### ASSIGNMENT:
Please restate each entry exactly, without skipping any.

### DATA SHOWN:
========

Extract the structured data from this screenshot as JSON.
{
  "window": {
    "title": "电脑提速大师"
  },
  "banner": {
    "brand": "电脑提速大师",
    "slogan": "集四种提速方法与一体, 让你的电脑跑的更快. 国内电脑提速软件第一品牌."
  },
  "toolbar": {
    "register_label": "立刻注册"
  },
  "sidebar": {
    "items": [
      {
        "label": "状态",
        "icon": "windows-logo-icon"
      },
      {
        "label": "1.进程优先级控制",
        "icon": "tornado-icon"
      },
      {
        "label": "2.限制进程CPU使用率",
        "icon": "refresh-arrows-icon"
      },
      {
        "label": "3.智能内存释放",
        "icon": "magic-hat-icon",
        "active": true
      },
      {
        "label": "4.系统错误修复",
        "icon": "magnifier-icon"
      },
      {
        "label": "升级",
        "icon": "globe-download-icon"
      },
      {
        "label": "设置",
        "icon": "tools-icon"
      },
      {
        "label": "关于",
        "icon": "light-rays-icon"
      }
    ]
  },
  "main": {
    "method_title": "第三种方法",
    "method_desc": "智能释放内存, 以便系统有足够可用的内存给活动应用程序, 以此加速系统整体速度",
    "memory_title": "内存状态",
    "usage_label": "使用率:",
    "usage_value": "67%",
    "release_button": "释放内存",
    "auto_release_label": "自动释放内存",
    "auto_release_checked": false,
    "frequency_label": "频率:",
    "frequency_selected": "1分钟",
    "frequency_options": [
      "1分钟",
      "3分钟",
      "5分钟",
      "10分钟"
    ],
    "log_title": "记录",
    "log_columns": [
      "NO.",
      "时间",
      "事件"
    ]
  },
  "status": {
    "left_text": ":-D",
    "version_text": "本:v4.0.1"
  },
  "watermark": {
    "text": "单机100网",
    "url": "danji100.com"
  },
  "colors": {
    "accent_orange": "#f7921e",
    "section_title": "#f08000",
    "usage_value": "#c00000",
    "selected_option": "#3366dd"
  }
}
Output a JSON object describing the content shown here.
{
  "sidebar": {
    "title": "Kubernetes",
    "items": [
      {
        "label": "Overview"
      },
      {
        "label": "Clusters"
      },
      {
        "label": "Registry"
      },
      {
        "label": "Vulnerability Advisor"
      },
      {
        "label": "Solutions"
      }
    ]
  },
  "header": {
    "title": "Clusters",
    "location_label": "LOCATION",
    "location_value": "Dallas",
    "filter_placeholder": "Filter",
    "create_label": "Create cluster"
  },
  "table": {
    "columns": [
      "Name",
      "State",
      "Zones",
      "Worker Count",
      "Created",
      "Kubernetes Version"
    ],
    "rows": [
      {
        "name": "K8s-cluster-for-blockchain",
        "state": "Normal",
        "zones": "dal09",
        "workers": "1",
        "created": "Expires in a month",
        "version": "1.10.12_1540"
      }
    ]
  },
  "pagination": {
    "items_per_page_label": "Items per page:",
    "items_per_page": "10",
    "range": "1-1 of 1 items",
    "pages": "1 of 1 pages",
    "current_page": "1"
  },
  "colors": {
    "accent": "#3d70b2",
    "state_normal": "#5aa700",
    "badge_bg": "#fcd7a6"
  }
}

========

### TASK OUTPUT:
Extract the structured data from this screenshot as JSON.
{
  "window": {
    "title": "电脑提速大师"
  },
  "banner": {
    "brand": "电脑提速大师",
    "slogan": "集四种提速方法与一体, 让你的电脑跑的更快. 国内电脑提速软件第一品牌."
  },
  "toolbar": {
    "register_label": "立刻注册"
  },
  "sidebar": {
    "items": [
      {
        "label": "状态",
        "icon": "windows-logo-icon"
      },
      {
        "label": "1.进程优先级控制",
        "icon": "tornado-icon"
      },
      {
        "label": "2.限制进程CPU使用率",
        "icon": "refresh-arrows-icon"
      },
      {
        "label": "3.智能内存释放",
        "icon": "magic-hat-icon",
        "active": true
      },
      {
        "label": "4.系统错误修复",
        "icon": "magnifier-icon"
      },
      {
        "label": "升级",
        "icon": "globe-download-icon"
      },
      {
        "label": "设置",
        "icon": "tools-icon"
      },
      {
        "label": "关于",
        "icon": "light-rays-icon"
      }
    ]
  },
  "main": {
    "method_title": "第三种方法",
    "method_desc": "智能释放内存, 以便系统有足够可用的内存给活动应用程序, 以此加速系统整体速度",
    "memory_title": "内存状态",
    "usage_label": "使用率:",
    "usage_value": "67%",
    "release_button": "释放内存",
    "auto_release_label": "自动释放内存",
    "auto_release_checked": false,
    "frequency_label": "频率:",
    "frequency_selected": "1分钟",
    "frequency_options": [
      "1分钟",
      "3分钟",
      "5分钟",
      "10分钟"
    ],
    "log_title": "记录",
    "log_columns": [
      "NO.",
      "时间",
      "事件"
    ]
  },
  "status": {
    "left_text": ":-D",
    "version_text": "本:v4.0.1"
  },
  "watermark": {
    "text": "单机100网",
    "url": "danji100.com"
  },
  "colors": {
    "accent_orange": "#f7921e",
    "section_title": "#f08000",
    "usage_value": "#c00000",
    "selected_option": "#3366dd"
  }
}
Output a JSON object describing the content shown here.
{
  "sidebar": {
    "title": "Kubernetes",
    "items": [
      {
        "label": "Overview"
      },
      {
        "label": "Clusters"
      },
      {
        "label": "Registry"
      },
      {
        "label": "Vulnerability Advisor"
      },
      {
        "label": "Solutions"
      }
    ]
  },
  "header": {
    "title": "Clusters",
    "location_label": "LOCATION",
    "location_value": "Dallas",
    "filter_placeholder": "Filter",
    "create_label": "Create cluster"
  },
  "table": {
    "columns": [
      "Name",
      "State",
      "Zones",
      "Worker Count",
      "Created",
      "Kubernetes Version"
    ],
    "rows": [
      {
        "name": "K8s-cluster-for-blockchain",
        "state": "Normal",
        "zones": "dal09",
        "workers": "1",
        "created": "Expires in a month",
        "version": "1.10.12_1540"
      }
    ]
  },
  "pagination": {
    "items_per_page_label": "Items per page:",
    "items_per_page": "10",
    "range": "1-1 of 1 items",
    "pages": "1 of 1 pages",
    "current_page": "1"
  },
  "colors": {
    "accent": "#3d70b2",
    "state_normal": "#5aa700",
    "badge_bg": "#fcd7a6"
  }
}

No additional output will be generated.